I will be updating live throughout the day as we hike a 15-mile section of the Knobstone Trail in southern Indiana.
The entire Knobstone Trail is about 40 miles. Two weekends ago, a couple of the guys went out to tackle the entire trail. It was an ambitious goal for a few reasons. Of course it was very cold and snowing, which made the conditions quite muddy, but there was an even greater obstacle: elevation.
I know that sounds crazy because Indiana is vertically challenged. But, I am dead serious. Over the 40 mile hike the total elevation gain is 10,500 feet. I know, I know that is insane! That is as much elevation gain as we did in July in the Rocky Mountains. But that just proves how hilly this portion of trail is in southern Indiana.
The guys covered approximately 25 miles before calling it quits because of the conditions. I am joining them today to finish the final 15 miles.
7:15 AM- leaving Columbus, Indiana
8:15 AM- From I-65 we dropped off one car at Delaney Park. It was about 10 miles off of I-65 and took about 30 minutes to get to the park.

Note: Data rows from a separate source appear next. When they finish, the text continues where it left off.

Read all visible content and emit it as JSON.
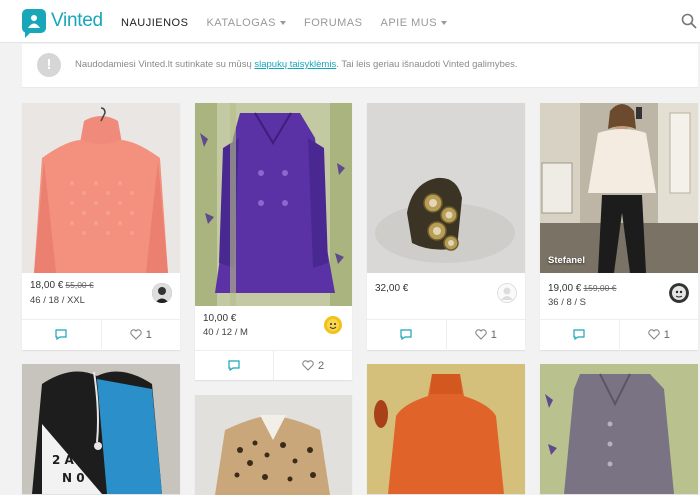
{
  "header": {
    "logo_text": "Vinted",
    "nav": [
      {
        "label": "NAUJIENOS",
        "active": true,
        "dropdown": false
      },
      {
        "label": "KATALOGAS",
        "active": false,
        "dropdown": true
      },
      {
        "label": "FORUMAS",
        "active": false,
        "dropdown": false
      },
      {
        "label": "APIE MUS",
        "active": false,
        "dropdown": true
      }
    ],
    "search_icon": "search-icon"
  },
  "notice": {
    "icon": "!",
    "text_before": "Naudodamiesi Vinted.lt sutinkate su mūsų ",
    "link": "slapukų taisyklėmis",
    "text_after": ". Tai leis geriau išnaudoti Vinted galimybes."
  },
  "items": [
    {
      "price": "18,00 €",
      "old_price": "55,00 €",
      "meta": "46 / 18 / XXL",
      "likes": "1",
      "brand": ""
    },
    {
      "price": "10,00 €",
      "old_price": "",
      "meta": "40 / 12 / M",
      "likes": "2",
      "brand": ""
    },
    {
      "price": "32,00 €",
      "old_price": "",
      "meta": "",
      "likes": "1",
      "brand": ""
    },
    {
      "price": "19,00 €",
      "old_price": "159,00 €",
      "meta": "36 / 8 / S",
      "likes": "1",
      "brand": "Stefanel"
    }
  ],
  "colors": {
    "brand": "#17a7b8",
    "background": "#f2f2f2"
  }
}
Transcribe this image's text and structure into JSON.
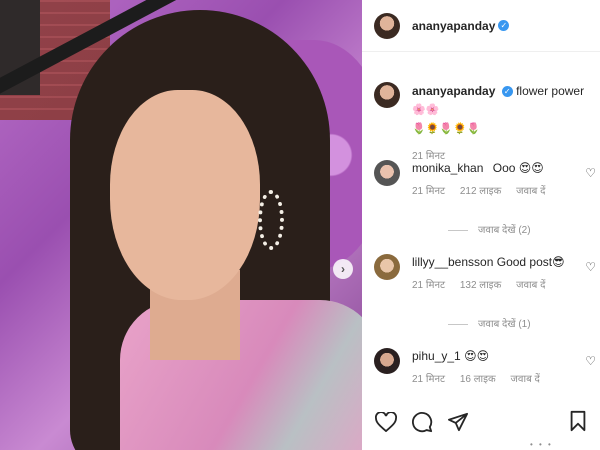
{
  "post": {
    "username": "ananyapanday",
    "caption_text": "flower power",
    "caption_emojis_1": "🌸🌸",
    "caption_emojis_2": "🌷🌻🌷🌻🌷",
    "time": "21 मिनट"
  },
  "carousel": {
    "next_label": "›"
  },
  "comments": [
    {
      "username": "monika_khan",
      "text": "Ooo 😍😍",
      "time": "21 मिनट",
      "likes": "212 लाइक",
      "reply": "जवाब दें",
      "replies_text": "जवाब देखें (2)"
    },
    {
      "username": "lillyy__bensson",
      "text": "Good post😎",
      "time": "21 मिनट",
      "likes": "132 लाइक",
      "reply": "जवाब दें",
      "replies_text": "जवाब देखें (1)"
    },
    {
      "username": "pihu_y_1",
      "text": "😍😍",
      "time": "21 मिनट",
      "likes": "16 लाइक",
      "reply": "जवाब दें"
    }
  ]
}
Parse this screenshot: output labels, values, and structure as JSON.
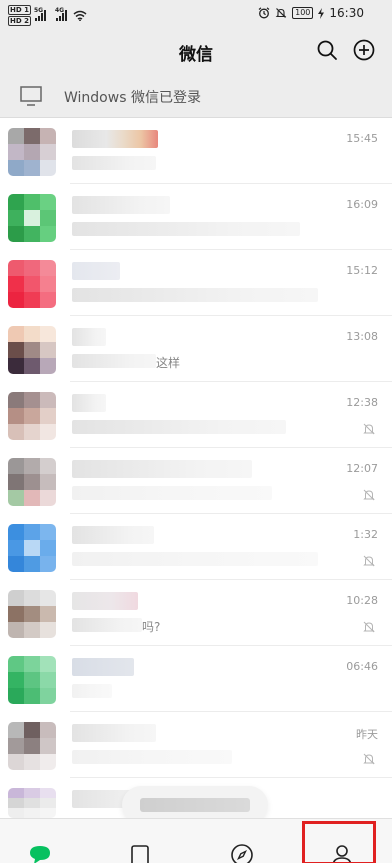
{
  "status_bar": {
    "sim1_label": "HD",
    "sim1_index": "1",
    "sim2_label": "HD",
    "sim2_index": "2",
    "network1": "5G",
    "network2": "4G",
    "battery": "100",
    "time": "16:30"
  },
  "header": {
    "title": "微信",
    "search_icon": "search-icon",
    "add_icon": "plus-circle-icon"
  },
  "login_banner": {
    "icon": "monitor-icon",
    "text": "Windows 微信已登录"
  },
  "chats": [
    {
      "time": "15:45",
      "muted": false,
      "msg_suffix": ""
    },
    {
      "time": "16:09",
      "muted": false,
      "msg_suffix": ""
    },
    {
      "time": "15:12",
      "muted": false,
      "msg_suffix": ""
    },
    {
      "time": "13:08",
      "muted": false,
      "msg_suffix": "这样"
    },
    {
      "time": "12:38",
      "muted": true,
      "msg_suffix": ""
    },
    {
      "time": "12:07",
      "muted": true,
      "msg_suffix": ""
    },
    {
      "time": "1:32",
      "muted": true,
      "msg_suffix": ""
    },
    {
      "time": "10:28",
      "muted": true,
      "msg_suffix": "吗?"
    },
    {
      "time": "06:46",
      "muted": false,
      "msg_suffix": ""
    },
    {
      "time": "昨天",
      "muted": true,
      "msg_suffix": ""
    }
  ],
  "tab_bar": {
    "tabs": [
      {
        "name": "chats",
        "icon": "chat-icon"
      },
      {
        "name": "contacts",
        "icon": "contacts-icon"
      },
      {
        "name": "discover",
        "icon": "compass-icon"
      },
      {
        "name": "me",
        "icon": "person-icon"
      }
    ],
    "highlighted_tab": "me"
  },
  "colors": {
    "accent_green": "#07c160",
    "highlight_red": "#e02020",
    "background": "#ededed"
  }
}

What a beautiful drive. The sun was rising over the hills. We left Columbus with Thunderstorms and 41 degrees. Looking at clear skies now and already 56 degrees. Fantastic day for a hike!
9:00 AM- Starting at Elk Creek. Beautiful, beautiful morning.
First 15 minutes greeted us with a nice 200 ascent. Stopped to zip off the legs. Already 60 degrees.
9:40 AM- Nice breeze. Rewarding hike.
10:05 AM- This is NOT a trail for beginners or for families or anyone out of shape. The ascents and descents are rigorous. Definitely pushing me early.
11:40 PM- The reason the early ascents and descents were so rough was because there are no switchbacks anywhere. It is point A to point B. I am going to refer to this trail as The Good Ole Boy trail.
Pretty trail though. Not any green yet. Still too early. Looks like Fall. On a trail deviation right now due to the tornado last year. Probably at the six or seven mile mark.
Well the deviation only took us to mile 38 (which is only 5 miles). A lot of deviation walking with little return!
1:23 PM- Right before mile marker 40 Patrick said that other than the first three ascents.. this trail is pretty good. After marker 40… we hit the toughest ascent. Woof. We have about five miles remaining.
3:01 PM- Getting close to the end. I will write a summary when I get home. BUT just after mile marker 43 we hit the beast. It went STRAIGHT up and definitely was a hard way to end.
As you can see from the elevation chart above, the Knobstone Trail has many peaks and valleys, which make the overall elevation gain over 45 miles significant. For this particular trip we started at the third red line around the 32 mile marker and finished at around the 46 mile marker.
We started around 9 AM with the temperature right at 60 degrees. Quickly into the hike we each had to loose some clothing. We had a constant 20 mph breeze that accompanied us over the 15 miles.
The greatest challenge was the lack of switchbacks and you should make a note of this. Hiking a straight shot up a hill (and going down) at a 65 degree angle will test your stamina and your knees and ankles.
The greatest head-scratcher was around the 37/38 mile marker. We descended over 150 feet straight down, turned to our left, and then the trail went back up to the ridge from which we had just descended. As soon as we got back to the top, the trail went immediately back down. It was incredibly frustrating and redundant. We could not understand why they did that. We thought we were on a hidden camera show.
Ultimately, this portion of the Knobstone Trail is quite enjoyable and worth the effort. There were several areas where it leveled out and afforded some leisurely hiking. I wish the area would have been greener but it was still early. A few more views of the rolling hills would have been nice, but I really enjoyed my time there. This is definitely a unique area in Southern Indiana to get opportunities for significant elevation. I can see why so many use this as a training ground for the Appalachian Trail (AT).